#### EXERCISE AIM
Please find the lines in the entries below that contain the word "content", and copy each one.

** Opening TASK INPUTS block **

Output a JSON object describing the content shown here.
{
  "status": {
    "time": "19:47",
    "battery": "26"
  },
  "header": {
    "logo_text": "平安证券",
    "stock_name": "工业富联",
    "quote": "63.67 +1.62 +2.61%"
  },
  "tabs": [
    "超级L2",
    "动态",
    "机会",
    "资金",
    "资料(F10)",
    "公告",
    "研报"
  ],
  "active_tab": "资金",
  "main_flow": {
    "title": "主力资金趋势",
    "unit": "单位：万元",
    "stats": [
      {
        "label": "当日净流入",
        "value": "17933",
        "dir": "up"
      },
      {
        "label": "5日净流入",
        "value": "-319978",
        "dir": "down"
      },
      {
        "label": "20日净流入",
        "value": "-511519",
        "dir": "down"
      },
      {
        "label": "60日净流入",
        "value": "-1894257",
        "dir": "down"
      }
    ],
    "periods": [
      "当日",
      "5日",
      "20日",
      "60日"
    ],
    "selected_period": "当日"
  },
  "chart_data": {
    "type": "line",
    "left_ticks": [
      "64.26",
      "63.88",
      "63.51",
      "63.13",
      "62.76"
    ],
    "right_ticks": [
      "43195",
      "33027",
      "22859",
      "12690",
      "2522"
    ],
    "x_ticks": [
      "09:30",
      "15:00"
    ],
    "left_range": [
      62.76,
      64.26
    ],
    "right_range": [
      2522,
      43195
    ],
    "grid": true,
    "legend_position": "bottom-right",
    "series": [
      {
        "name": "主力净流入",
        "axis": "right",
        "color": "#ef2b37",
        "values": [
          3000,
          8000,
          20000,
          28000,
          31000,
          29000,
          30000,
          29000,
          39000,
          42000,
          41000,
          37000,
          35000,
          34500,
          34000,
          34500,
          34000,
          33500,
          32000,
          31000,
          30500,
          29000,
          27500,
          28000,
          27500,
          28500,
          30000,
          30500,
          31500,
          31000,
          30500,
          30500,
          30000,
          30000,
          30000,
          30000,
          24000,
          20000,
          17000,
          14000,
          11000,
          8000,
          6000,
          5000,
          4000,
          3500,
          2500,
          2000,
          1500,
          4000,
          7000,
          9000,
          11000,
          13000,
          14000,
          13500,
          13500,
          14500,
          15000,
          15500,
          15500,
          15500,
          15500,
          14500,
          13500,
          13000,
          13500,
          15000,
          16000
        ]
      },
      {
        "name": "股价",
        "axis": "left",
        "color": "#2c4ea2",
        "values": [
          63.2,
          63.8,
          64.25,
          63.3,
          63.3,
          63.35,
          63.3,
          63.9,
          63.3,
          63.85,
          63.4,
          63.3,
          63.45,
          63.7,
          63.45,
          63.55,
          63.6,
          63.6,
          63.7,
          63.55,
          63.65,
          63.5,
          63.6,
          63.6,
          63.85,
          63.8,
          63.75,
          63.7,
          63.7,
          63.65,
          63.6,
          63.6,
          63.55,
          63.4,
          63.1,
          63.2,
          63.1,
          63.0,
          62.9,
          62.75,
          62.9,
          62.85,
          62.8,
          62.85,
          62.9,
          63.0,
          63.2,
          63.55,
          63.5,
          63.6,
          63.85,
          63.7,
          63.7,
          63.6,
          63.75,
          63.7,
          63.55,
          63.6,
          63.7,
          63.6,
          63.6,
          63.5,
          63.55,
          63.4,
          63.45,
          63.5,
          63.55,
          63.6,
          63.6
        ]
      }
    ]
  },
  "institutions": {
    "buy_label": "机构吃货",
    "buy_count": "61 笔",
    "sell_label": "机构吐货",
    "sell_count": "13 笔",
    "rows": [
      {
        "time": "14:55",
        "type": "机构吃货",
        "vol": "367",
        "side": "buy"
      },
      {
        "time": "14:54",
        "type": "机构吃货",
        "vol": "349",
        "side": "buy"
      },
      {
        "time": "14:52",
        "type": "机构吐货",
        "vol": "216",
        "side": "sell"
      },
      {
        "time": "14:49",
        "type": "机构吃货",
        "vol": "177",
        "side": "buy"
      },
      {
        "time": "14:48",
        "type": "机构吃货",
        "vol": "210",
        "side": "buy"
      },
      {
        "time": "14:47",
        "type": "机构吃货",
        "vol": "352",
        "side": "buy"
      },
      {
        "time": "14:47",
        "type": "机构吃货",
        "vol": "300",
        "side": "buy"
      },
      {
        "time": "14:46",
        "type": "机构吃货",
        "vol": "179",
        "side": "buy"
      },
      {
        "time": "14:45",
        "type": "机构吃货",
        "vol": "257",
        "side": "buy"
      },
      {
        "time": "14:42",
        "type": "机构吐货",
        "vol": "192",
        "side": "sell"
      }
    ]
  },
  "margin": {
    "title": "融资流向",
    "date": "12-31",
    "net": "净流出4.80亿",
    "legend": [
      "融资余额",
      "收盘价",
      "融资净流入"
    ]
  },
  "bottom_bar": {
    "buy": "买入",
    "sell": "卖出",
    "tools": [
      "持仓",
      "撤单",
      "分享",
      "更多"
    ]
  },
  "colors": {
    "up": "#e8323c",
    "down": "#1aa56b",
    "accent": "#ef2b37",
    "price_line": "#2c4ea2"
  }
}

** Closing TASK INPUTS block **
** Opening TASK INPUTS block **

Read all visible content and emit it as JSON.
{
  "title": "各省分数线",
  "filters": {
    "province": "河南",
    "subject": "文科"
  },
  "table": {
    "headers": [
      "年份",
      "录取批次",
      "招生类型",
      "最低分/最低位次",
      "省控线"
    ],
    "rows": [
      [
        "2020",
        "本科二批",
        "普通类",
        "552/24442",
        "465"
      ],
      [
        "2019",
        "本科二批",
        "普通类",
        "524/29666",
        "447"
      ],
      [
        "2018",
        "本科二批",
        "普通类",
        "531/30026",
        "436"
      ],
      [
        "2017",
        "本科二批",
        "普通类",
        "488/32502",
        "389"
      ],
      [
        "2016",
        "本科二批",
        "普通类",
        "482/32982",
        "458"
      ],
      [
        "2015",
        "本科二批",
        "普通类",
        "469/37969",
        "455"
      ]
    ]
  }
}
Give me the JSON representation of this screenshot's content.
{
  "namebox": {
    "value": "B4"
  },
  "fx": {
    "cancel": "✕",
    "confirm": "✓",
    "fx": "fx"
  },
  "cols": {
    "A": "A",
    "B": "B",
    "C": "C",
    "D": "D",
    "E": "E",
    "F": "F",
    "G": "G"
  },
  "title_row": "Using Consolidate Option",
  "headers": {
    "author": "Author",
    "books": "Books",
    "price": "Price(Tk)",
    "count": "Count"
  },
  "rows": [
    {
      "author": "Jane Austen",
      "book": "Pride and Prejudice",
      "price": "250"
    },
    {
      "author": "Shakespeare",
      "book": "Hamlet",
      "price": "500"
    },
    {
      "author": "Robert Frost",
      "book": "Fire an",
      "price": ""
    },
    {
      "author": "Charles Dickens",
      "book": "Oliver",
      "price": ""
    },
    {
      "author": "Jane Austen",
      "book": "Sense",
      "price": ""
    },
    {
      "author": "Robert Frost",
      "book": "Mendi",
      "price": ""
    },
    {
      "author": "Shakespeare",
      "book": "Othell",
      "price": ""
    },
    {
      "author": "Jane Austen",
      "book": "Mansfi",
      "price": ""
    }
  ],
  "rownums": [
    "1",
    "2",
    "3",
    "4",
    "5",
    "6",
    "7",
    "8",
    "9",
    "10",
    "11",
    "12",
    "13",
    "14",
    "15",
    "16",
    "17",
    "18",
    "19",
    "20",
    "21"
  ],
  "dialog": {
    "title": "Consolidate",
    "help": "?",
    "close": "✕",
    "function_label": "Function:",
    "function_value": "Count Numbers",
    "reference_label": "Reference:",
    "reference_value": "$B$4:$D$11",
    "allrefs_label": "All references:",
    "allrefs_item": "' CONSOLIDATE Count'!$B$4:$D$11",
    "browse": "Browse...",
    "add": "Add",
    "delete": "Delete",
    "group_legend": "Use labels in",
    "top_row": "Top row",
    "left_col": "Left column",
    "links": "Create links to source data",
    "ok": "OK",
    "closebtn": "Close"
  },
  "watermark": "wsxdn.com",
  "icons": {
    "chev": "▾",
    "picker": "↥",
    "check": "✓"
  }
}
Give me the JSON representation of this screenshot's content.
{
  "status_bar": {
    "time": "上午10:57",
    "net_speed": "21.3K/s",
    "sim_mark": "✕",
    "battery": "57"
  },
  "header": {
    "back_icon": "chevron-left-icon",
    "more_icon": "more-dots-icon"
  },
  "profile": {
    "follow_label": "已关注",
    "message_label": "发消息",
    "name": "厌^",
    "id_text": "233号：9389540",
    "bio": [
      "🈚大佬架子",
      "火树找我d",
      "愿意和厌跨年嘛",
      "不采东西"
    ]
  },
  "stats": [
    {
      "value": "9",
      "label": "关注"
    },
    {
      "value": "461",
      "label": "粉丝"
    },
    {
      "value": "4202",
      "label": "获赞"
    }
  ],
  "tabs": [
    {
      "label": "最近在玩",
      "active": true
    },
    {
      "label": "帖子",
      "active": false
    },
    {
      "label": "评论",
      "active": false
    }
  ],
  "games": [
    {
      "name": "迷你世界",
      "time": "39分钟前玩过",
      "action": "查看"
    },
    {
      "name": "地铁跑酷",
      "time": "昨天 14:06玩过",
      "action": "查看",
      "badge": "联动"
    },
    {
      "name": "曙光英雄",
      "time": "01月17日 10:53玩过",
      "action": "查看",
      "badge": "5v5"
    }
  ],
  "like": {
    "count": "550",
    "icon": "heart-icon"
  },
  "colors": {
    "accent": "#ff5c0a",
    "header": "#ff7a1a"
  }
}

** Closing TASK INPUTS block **

#### YOUR SOLUTION
Output a JSON object describing the content shown here.
Read all visible content and emit it as JSON.
Give me the JSON representation of this screenshot's content.
Give me the JSON representation of this screenshot's content.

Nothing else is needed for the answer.